When you are selling or buying a home, the real estate professionals that deal with the different elements of the final transaction are going to use at least one valuation tool in order to bring your contract to execution. The most common products are a Comparative Market Analysis, or CMA, and an appraisal. Unfortunately, these two items don’t always yield results that are identical or even similar, which can lead to frustration for the parties involved. Understanding the differences between an appraisal and a CMA can help you understand why the numbers can be so far apart.
A good starting point is to note that property valuation represents an opinion, not a factual statement. Analysts complete these products in order to predict an event in the future. While methods based on scientific research go into developing the opinions, such as analyzing and researching transactions involving like properties, there is always a degree of subjectivity in the process of taking these numbers and devising an overall estimate. As a result, the outcomes can have as much variance as opinions about sports teams or politics, as they take influence from the provider’s backgrounds and their various experience in life and in the industry. Asking five realtors for an opinion about the value for one property would likely yield five different responses.
Comparative Market Analysis Canada
The general purpose of a CMA is to help establish a competitive list price for a given property. As a result, people making a CMA use homes of similar square footage and location that are on the existing market to reach their value conclusions. On the other hand, the majority of appraisal reports are designed to give an estimate of market value, which is designed to establish a prediction for a property’s final selling price, on the basis of the actions and attitudes of the average seller and buyer inside the marketplace.
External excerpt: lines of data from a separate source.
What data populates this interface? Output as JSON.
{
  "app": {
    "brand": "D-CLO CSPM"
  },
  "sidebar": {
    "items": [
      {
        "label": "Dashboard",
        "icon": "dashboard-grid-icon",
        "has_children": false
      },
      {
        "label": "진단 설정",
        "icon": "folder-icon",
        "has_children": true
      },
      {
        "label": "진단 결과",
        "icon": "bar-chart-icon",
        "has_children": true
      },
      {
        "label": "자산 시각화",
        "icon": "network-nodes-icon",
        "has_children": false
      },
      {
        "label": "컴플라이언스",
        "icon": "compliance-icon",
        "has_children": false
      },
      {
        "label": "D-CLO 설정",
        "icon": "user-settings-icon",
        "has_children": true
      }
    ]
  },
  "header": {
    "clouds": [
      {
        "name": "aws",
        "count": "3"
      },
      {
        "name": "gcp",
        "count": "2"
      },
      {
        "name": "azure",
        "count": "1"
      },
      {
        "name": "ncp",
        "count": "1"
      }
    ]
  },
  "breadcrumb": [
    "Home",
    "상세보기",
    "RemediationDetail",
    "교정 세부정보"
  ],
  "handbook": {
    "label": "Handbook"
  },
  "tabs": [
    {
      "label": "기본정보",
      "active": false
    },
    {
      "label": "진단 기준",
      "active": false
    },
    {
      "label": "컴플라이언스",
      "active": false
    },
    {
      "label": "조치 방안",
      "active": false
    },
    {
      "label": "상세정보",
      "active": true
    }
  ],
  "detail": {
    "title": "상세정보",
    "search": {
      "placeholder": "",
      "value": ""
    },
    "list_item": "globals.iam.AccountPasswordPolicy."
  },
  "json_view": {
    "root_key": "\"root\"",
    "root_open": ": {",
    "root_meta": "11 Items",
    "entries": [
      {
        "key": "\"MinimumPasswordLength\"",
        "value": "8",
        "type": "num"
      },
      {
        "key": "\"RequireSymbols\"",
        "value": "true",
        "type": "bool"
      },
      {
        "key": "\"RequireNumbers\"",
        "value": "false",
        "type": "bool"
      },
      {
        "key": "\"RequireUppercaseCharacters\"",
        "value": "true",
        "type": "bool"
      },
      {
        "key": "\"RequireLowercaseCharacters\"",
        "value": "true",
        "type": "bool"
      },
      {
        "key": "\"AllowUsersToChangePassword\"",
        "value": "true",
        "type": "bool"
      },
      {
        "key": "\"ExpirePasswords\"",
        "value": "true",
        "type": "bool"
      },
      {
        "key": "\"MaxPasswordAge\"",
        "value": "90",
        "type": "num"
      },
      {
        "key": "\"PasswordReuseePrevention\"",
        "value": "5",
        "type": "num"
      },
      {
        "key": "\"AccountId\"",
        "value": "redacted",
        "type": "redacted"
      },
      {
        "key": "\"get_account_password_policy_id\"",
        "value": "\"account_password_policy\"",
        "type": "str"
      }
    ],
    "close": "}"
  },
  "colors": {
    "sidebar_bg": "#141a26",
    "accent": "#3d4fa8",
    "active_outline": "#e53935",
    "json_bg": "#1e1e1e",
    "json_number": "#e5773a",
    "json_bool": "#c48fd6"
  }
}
This means that an appraiser uses properties that are for sale to set the maximum possible value but only considers sale transactions that have closed when putting together a final opinion as to value.
An additional difference between a CMA and an appraisal is that appraisers have to follow a set of professional guidelines known as the CUSPAP (Canadian Uniform Standards of Professional Appraisal Practice) when they provide a value when acting as a certified or licensed appraiser. A realtor is allowed to advocate for their client to wangle the best outcome or price from a situation, but an appraiser must stay impartial as part of USPAP guidelines, thus providing outcomes that have no influence from any desired result.
Appraisers also face guidelines from lending institutions that are not a part of the CMA process. This can make the difference between the CMA and the appraisal report even wider. An example is the addition of a tennis court to a residential property. A realtor might be of the opinion that the tennis court adds $50,000 to the value of a home because of the installation cost and the general improvement to the property, and the realtor might use that opinion to elevate the value. However, an appraiser has to find actual market data from transactions that have already closed to justify adding a certain amount to the value of a home on the basis of that tennis court. Without that evidence, it is difficult, if not impossible, for the appraiser to justify an increase in value. In a neighborhood where few or no other houses have sold with tennis courts on the property, sellers can end up getting significantly less of a benefit from their tennis court installation at the appraisal than they did from the CMA.
CMA Appraisal Services
In general terms, the appraisal has many more regulations connected to it than does the CMA. Realtors who want to devise a CMA that is reasonably close to the outcome of the appraisal need to spend some time familiarizing themselves with lending guidelines and the USPAP. The professionals at Amansad Financial can connect you with realtors and appraisers in your area that are savvy with the ins and outs of valuing a home, so that you get the best deal out of your purchase or sale. Contact one of our staff via e-mail or give us a call if you want to get the best valuation for a property you are considering purchasing or want to sell.